AIM OF THE EXERCISE - If "아이템을" shows up in a line of the material, return that line.

EXCERPTED DATA -
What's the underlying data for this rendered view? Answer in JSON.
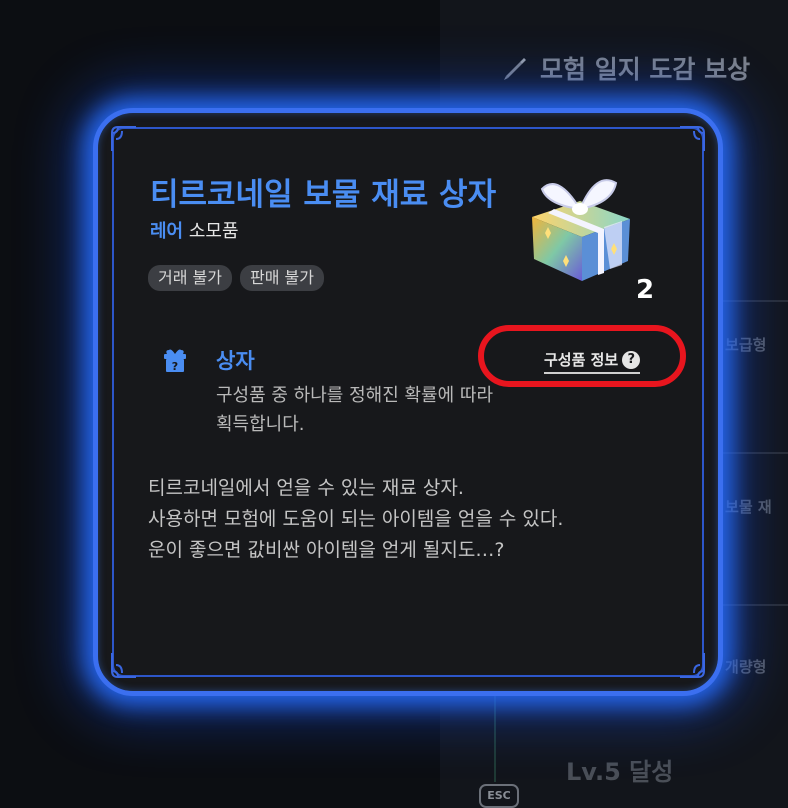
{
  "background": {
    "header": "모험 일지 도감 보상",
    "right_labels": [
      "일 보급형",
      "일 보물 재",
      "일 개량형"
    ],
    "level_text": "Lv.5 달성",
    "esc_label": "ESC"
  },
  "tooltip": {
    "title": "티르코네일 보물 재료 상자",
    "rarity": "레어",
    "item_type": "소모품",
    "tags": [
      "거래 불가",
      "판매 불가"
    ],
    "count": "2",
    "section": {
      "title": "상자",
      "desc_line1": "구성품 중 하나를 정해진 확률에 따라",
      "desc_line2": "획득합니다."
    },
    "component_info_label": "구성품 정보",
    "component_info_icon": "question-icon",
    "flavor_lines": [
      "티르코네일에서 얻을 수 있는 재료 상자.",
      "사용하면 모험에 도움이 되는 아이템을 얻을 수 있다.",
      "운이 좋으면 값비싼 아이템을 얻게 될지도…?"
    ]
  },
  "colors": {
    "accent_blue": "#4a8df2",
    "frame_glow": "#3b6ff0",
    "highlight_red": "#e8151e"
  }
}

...

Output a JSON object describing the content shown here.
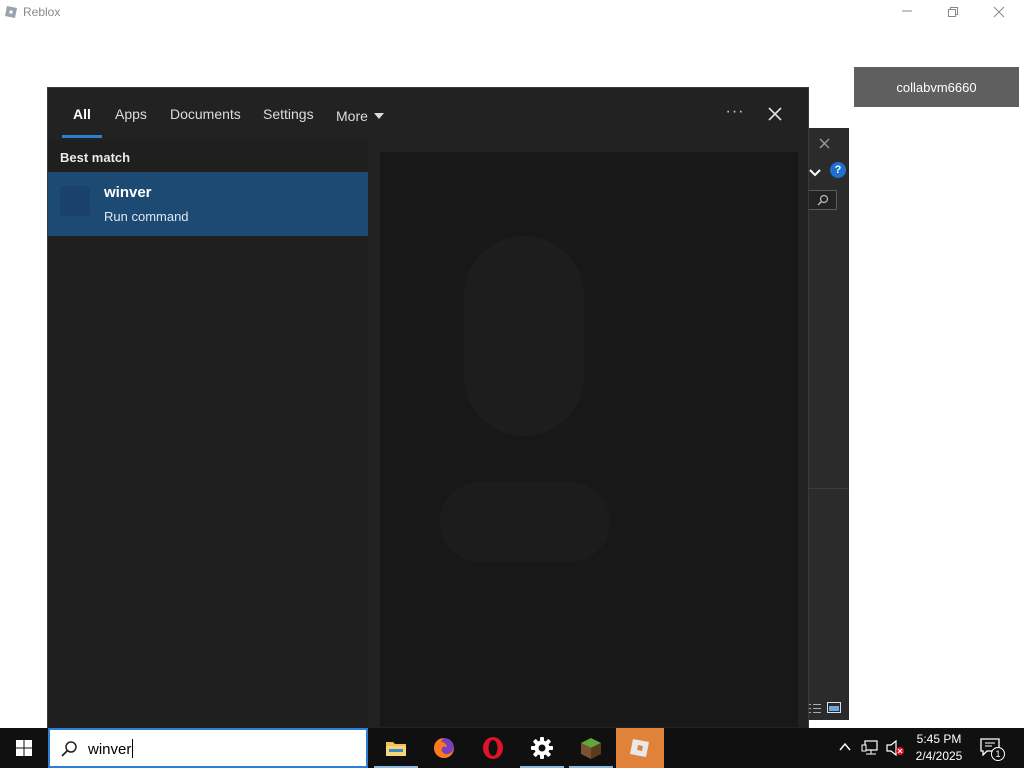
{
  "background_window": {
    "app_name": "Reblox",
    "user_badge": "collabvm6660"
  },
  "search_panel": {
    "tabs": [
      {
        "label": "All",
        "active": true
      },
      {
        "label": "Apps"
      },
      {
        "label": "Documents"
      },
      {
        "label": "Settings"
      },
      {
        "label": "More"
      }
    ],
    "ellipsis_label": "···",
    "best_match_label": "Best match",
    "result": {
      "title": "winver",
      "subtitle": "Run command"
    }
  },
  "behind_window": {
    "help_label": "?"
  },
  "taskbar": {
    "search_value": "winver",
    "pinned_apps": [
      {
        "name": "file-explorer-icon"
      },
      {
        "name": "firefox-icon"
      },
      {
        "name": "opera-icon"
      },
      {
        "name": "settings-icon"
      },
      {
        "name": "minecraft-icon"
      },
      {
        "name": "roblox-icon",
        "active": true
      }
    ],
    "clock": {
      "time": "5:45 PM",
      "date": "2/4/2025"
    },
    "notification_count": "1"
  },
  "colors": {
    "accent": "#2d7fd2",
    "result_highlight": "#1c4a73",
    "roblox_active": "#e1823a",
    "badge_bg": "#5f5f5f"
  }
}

WRITTEN RESPONSE -
      "사용하면 모험에 도움이 되는 아이템을 얻을 수 있다.",
      "운이 좋으면 값비싼 아이템을 얻게 될지도…?"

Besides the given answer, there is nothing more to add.